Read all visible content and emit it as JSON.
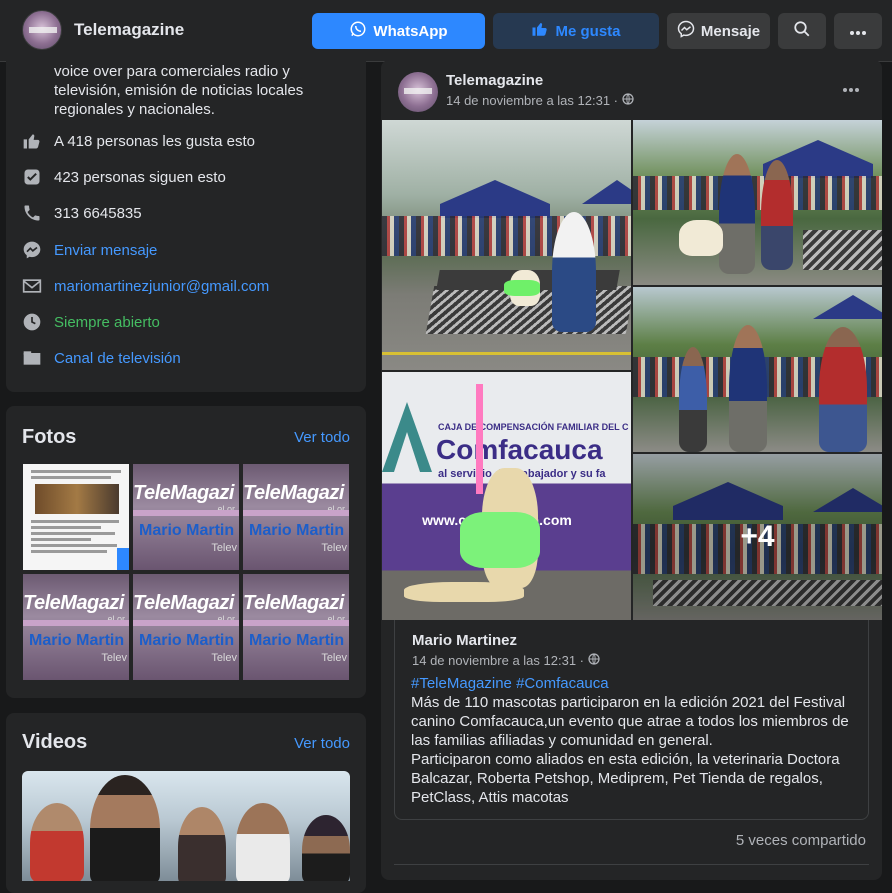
{
  "header": {
    "page_name": "Telemagazine",
    "whatsapp_label": "WhatsApp",
    "like_label": "Me gusta",
    "message_label": "Mensaje"
  },
  "about": {
    "description": "voice over para comerciales radio y televisión, emisión de noticias locales regionales y nacionales.",
    "likes": "A 418 personas les gusta esto",
    "followers": "423 personas siguen esto",
    "phone": "313 6645835",
    "send_message": "Enviar mensaje",
    "email": "mariomartinezjunior@gmail.com",
    "hours": "Siempre abierto",
    "category": "Canal de televisión"
  },
  "photos": {
    "title": "Fotos",
    "see_all": "Ver todo",
    "thumb_title": "TeleMagazi",
    "thumb_sub": "Mario Martin",
    "thumb_tv": "Telev",
    "thumb_small": "el or"
  },
  "videos": {
    "title": "Videos",
    "see_all": "Ver todo"
  },
  "post": {
    "author": "Telemagazine",
    "time": "14 de noviembre a las 12:31 ·",
    "more_photos": "+4",
    "banner_title": "CAJA DE COMPENSACIÓN FAMILIAR DEL C",
    "banner_brand": "Comfacauca",
    "banner_tagline": "al servicio del trabajador y su fa",
    "banner_url": "www.comfacauca.com",
    "original": {
      "author": "Mario Martinez",
      "time": "14 de noviembre a las 12:31 ·",
      "hashtags": "#TeleMagazine #Comfacauca",
      "paragraph1": " Más de 110 mascotas participaron en la edición 2021 del Festival canino Comfacauca,un evento que atrae a todos los miembros de las familias afiliadas y comunidad en general.",
      "paragraph2": "Participaron como aliados en esta edición, la veterinaria Doctora Balcazar, Roberta Petshop, Mediprem, Pet Tienda de regalos, PetClass, Attis macotas"
    },
    "shares": "5 veces compartido"
  },
  "colors": {
    "accent": "#2d88ff",
    "link": "#4599ff",
    "open_green": "#45bd62",
    "card_bg": "#242526",
    "page_bg": "#18191a"
  },
  "icons": [
    "whatsapp-icon",
    "thumbs-up-icon",
    "messenger-icon",
    "search-icon",
    "more-icon",
    "like-icon",
    "follow-check-icon",
    "phone-icon",
    "envelope-icon",
    "clock-icon",
    "tag-icon",
    "globe-icon"
  ]
}
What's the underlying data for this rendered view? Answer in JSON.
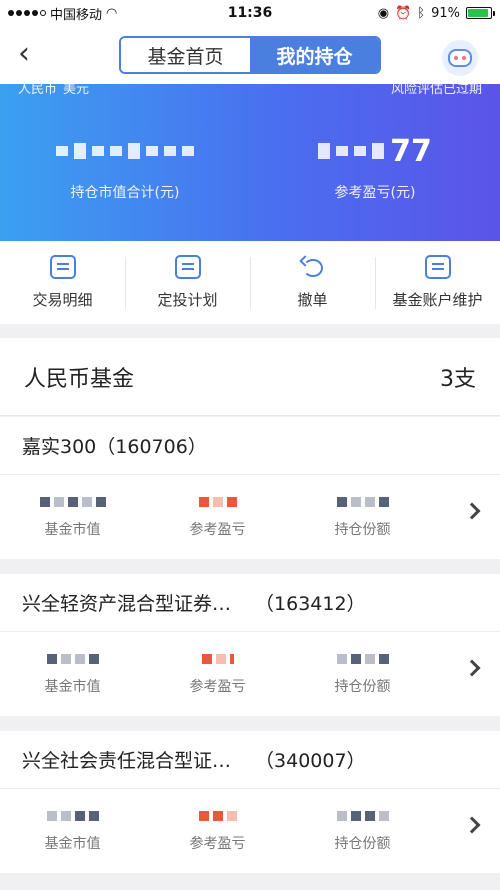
{
  "status": {
    "carrier": "中国移动",
    "time": "11:36",
    "battery": "91%",
    "battery_level": 0.91
  },
  "nav": {
    "tab_home": "基金首页",
    "tab_holdings": "我的持仓"
  },
  "hero": {
    "currency_rmb": "人民币",
    "currency_usd": "美元",
    "risk_note": "风险评估已过期",
    "market_value_label": "持仓市值合计(元)",
    "profit_label": "参考盈亏(元)",
    "profit_visible_digits": "77"
  },
  "actions": [
    {
      "label": "交易明细",
      "icon": "document-icon"
    },
    {
      "label": "定投计划",
      "icon": "document-icon"
    },
    {
      "label": "撤单",
      "icon": "undo-icon"
    },
    {
      "label": "基金账户维护",
      "icon": "document-icon"
    }
  ],
  "section": {
    "title": "人民币基金",
    "count": "3支"
  },
  "stat_labels": {
    "market_value": "基金市值",
    "profit": "参考盈亏",
    "shares": "持仓份额"
  },
  "funds": [
    {
      "name": "嘉实300",
      "code": "（160706）"
    },
    {
      "name": "兴全轻资产混合型证券…",
      "code": "（163412）"
    },
    {
      "name": "兴全社会责任混合型证…",
      "code": "（340007）"
    }
  ],
  "colors": {
    "accent": "#4a7fe0",
    "profit_red": "#e8593a"
  }
}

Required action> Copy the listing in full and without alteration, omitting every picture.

Worked solution>
Read all visible content and emit it as JSON.
{
  "header": {
    "page_name": "Telemagazine",
    "whatsapp_label": "WhatsApp",
    "like_label": "Me gusta",
    "message_label": "Mensaje"
  },
  "about": {
    "description": "voice over para comerciales radio y televisión, emisión de noticias locales regionales y nacionales.",
    "likes": "A 418 personas les gusta esto",
    "followers": "423 personas siguen esto",
    "phone": "313 6645835",
    "send_message": "Enviar mensaje",
    "email": "mariomartinezjunior@gmail.com",
    "hours": "Siempre abierto",
    "category": "Canal de televisión"
  },
  "photos": {
    "title": "Fotos",
    "see_all": "Ver todo",
    "thumb_title": "TeleMagazi",
    "thumb_sub": "Mario Martin",
    "thumb_tv": "Telev",
    "thumb_small": "el or"
  },
  "videos": {
    "title": "Videos",
    "see_all": "Ver todo"
  },
  "post": {
    "author": "Telemagazine",
    "time": "14 de noviembre a las 12:31 ·",
    "more_photos": "+4",
    "banner_title": "CAJA DE COMPENSACIÓN FAMILIAR DEL C",
    "banner_brand": "Comfacauca",
    "banner_tagline": "al servicio del trabajador y su fa",
    "banner_url": "www.comfacauca.com",
    "original": {
      "author": "Mario Martinez",
      "time": "14 de noviembre a las 12:31 ·",
      "hashtags": "#TeleMagazine #Comfacauca",
      "paragraph1": " Más de 110 mascotas participaron en la edición 2021 del Festival canino Comfacauca,un evento que atrae a todos los miembros de las familias afiliadas y comunidad en general.",
      "paragraph2": "Participaron como aliados en esta edición, la veterinaria Doctora Balcazar, Roberta Petshop, Mediprem, Pet Tienda de regalos, PetClass, Attis macotas"
    },
    "shares": "5 veces compartido"
  },
  "colors": {
    "accent": "#2d88ff",
    "link": "#4599ff",
    "open_green": "#45bd62",
    "card_bg": "#242526",
    "page_bg": "#18191a"
  },
  "icons": [
    "whatsapp-icon",
    "thumbs-up-icon",
    "messenger-icon",
    "search-icon",
    "more-icon",
    "like-icon",
    "follow-check-icon",
    "phone-icon",
    "envelope-icon",
    "clock-icon",
    "tag-icon",
    "globe-icon"
  ]
}
What's the underlying data for this rendered view? Answer in JSON.
{
  "status": {
    "carrier": "中国移动",
    "time": "11:36",
    "battery": "91%",
    "battery_level": 0.91
  },
  "nav": {
    "tab_home": "基金首页",
    "tab_holdings": "我的持仓"
  },
  "hero": {
    "currency_rmb": "人民币",
    "currency_usd": "美元",
    "risk_note": "风险评估已过期",
    "market_value_label": "持仓市值合计(元)",
    "profit_label": "参考盈亏(元)",
    "profit_visible_digits": "77"
  },
  "actions": [
    {
      "label": "交易明细",
      "icon": "document-icon"
    },
    {
      "label": "定投计划",
      "icon": "document-icon"
    },
    {
      "label": "撤单",
      "icon": "undo-icon"
    },
    {
      "label": "基金账户维护",
      "icon": "document-icon"
    }
  ],
  "section": {
    "title": "人民币基金",
    "count": "3支"
  },
  "stat_labels": {
    "market_value": "基金市值",
    "profit": "参考盈亏",
    "shares": "持仓份额"
  },
  "funds": [
    {
      "name": "嘉实300",
      "code": "（160706）"
    },
    {
      "name": "兴全轻资产混合型证券…",
      "code": "（163412）"
    },
    {
      "name": "兴全社会责任混合型证…",
      "code": "（340007）"
    }
  ],
  "colors": {
    "accent": "#4a7fe0",
    "profit_red": "#e8593a"
  }
}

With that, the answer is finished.